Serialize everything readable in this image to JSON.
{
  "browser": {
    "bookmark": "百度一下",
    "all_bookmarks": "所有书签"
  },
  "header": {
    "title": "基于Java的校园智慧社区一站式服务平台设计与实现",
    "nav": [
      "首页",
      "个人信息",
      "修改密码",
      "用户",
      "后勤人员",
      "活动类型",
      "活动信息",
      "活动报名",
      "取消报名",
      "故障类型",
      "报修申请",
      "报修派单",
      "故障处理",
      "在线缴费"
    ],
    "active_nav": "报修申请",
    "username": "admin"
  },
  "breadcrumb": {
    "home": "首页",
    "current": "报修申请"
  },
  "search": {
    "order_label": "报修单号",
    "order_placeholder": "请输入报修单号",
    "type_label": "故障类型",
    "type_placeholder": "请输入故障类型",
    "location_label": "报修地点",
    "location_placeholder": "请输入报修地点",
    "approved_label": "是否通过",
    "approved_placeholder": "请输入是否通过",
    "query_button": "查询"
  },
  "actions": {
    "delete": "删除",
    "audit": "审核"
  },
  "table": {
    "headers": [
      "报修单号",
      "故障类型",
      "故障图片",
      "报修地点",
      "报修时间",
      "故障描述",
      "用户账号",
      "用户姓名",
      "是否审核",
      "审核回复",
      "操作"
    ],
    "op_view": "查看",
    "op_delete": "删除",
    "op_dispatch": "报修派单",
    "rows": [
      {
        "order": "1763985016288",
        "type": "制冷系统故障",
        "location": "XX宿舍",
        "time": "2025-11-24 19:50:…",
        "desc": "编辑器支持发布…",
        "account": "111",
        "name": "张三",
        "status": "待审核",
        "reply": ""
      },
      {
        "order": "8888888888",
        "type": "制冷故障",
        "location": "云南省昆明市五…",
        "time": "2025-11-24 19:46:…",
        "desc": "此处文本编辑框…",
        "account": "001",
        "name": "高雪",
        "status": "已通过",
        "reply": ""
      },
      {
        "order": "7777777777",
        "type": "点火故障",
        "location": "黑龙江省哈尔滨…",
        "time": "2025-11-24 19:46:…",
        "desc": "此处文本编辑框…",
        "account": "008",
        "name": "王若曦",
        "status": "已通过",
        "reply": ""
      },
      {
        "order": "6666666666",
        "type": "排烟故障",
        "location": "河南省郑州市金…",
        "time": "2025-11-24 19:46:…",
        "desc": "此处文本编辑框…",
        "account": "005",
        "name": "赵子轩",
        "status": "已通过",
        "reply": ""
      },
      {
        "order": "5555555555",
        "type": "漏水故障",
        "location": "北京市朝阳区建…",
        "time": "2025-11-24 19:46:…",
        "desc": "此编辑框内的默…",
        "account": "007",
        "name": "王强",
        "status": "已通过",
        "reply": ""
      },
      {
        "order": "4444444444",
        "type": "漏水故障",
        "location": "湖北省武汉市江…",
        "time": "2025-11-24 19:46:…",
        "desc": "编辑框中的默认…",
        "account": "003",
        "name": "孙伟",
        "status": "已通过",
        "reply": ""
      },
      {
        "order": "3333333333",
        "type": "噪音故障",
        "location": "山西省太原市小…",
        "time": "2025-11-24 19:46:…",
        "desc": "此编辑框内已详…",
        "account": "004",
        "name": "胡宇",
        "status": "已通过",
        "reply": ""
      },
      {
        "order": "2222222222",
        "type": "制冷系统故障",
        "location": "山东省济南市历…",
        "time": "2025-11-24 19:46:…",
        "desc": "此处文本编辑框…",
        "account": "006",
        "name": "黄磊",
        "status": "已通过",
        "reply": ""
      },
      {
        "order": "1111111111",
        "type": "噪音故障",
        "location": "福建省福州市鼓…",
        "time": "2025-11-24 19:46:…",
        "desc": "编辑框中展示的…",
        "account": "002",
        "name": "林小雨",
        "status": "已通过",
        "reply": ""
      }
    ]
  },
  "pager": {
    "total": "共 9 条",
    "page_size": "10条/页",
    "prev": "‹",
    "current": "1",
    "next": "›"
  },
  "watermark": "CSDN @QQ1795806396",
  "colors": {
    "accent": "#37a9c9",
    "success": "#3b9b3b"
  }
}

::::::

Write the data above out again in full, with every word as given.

Serialize everything readable in this image to JSON.
{
  "browser": {
    "bookmark": "百度一下",
    "all_bookmarks": "所有书签"
  },
  "header": {
    "title": "基于Java的校园智慧社区一站式服务平台设计与实现",
    "nav": [
      "首页",
      "个人信息",
      "修改密码",
      "用户",
      "后勤人员",
      "活动类型",
      "活动信息",
      "活动报名",
      "取消报名",
      "故障类型",
      "报修申请",
      "报修派单",
      "故障处理",
      "在线缴费"
    ],
    "active_nav": "报修申请",
    "username": "admin"
  },
  "breadcrumb": {
    "home": "首页",
    "current": "报修申请"
  },
  "search": {
    "order_label": "报修单号",
    "order_placeholder": "请输入报修单号",
    "type_label": "故障类型",
    "type_placeholder": "请输入故障类型",
    "location_label": "报修地点",
    "location_placeholder": "请输入报修地点",
    "approved_label": "是否通过",
    "approved_placeholder": "请输入是否通过",
    "query_button": "查询"
  },
  "actions": {
    "delete": "删除",
    "audit": "审核"
  },
  "table": {
    "headers": [
      "报修单号",
      "故障类型",
      "故障图片",
      "报修地点",
      "报修时间",
      "故障描述",
      "用户账号",
      "用户姓名",
      "是否审核",
      "审核回复",
      "操作"
    ],
    "op_view": "查看",
    "op_delete": "删除",
    "op_dispatch": "报修派单",
    "rows": [
      {
        "order": "1763985016288",
        "type": "制冷系统故障",
        "location": "XX宿舍",
        "time": "2025-11-24 19:50:…",
        "desc": "编辑器支持发布…",
        "account": "111",
        "name": "张三",
        "status": "待审核",
        "reply": ""
      },
      {
        "order": "8888888888",
        "type": "制冷故障",
        "location": "云南省昆明市五…",
        "time": "2025-11-24 19:46:…",
        "desc": "此处文本编辑框…",
        "account": "001",
        "name": "高雪",
        "status": "已通过",
        "reply": ""
      },
      {
        "order": "7777777777",
        "type": "点火故障",
        "location": "黑龙江省哈尔滨…",
        "time": "2025-11-24 19:46:…",
        "desc": "此处文本编辑框…",
        "account": "008",
        "name": "王若曦",
        "status": "已通过",
        "reply": ""
      },
      {
        "order": "6666666666",
        "type": "排烟故障",
        "location": "河南省郑州市金…",
        "time": "2025-11-24 19:46:…",
        "desc": "此处文本编辑框…",
        "account": "005",
        "name": "赵子轩",
        "status": "已通过",
        "reply": ""
      },
      {
        "order": "5555555555",
        "type": "漏水故障",
        "location": "北京市朝阳区建…",
        "time": "2025-11-24 19:46:…",
        "desc": "此编辑框内的默…",
        "account": "007",
        "name": "王强",
        "status": "已通过",
        "reply": ""
      },
      {
        "order": "4444444444",
        "type": "漏水故障",
        "location": "湖北省武汉市江…",
        "time": "2025-11-24 19:46:…",
        "desc": "编辑框中的默认…",
        "account": "003",
        "name": "孙伟",
        "status": "已通过",
        "reply": ""
      },
      {
        "order": "3333333333",
        "type": "噪音故障",
        "location": "山西省太原市小…",
        "time": "2025-11-24 19:46:…",
        "desc": "此编辑框内已详…",
        "account": "004",
        "name": "胡宇",
        "status": "已通过",
        "reply": ""
      },
      {
        "order": "2222222222",
        "type": "制冷系统故障",
        "location": "山东省济南市历…",
        "time": "2025-11-24 19:46:…",
        "desc": "此处文本编辑框…",
        "account": "006",
        "name": "黄磊",
        "status": "已通过",
        "reply": ""
      },
      {
        "order": "1111111111",
        "type": "噪音故障",
        "location": "福建省福州市鼓…",
        "time": "2025-11-24 19:46:…",
        "desc": "编辑框中展示的…",
        "account": "002",
        "name": "林小雨",
        "status": "已通过",
        "reply": ""
      }
    ]
  },
  "pager": {
    "total": "共 9 条",
    "page_size": "10条/页",
    "prev": "‹",
    "current": "1",
    "next": "›"
  },
  "watermark": "CSDN @QQ1795806396",
  "colors": {
    "accent": "#37a9c9",
    "success": "#3b9b3b"
  }
}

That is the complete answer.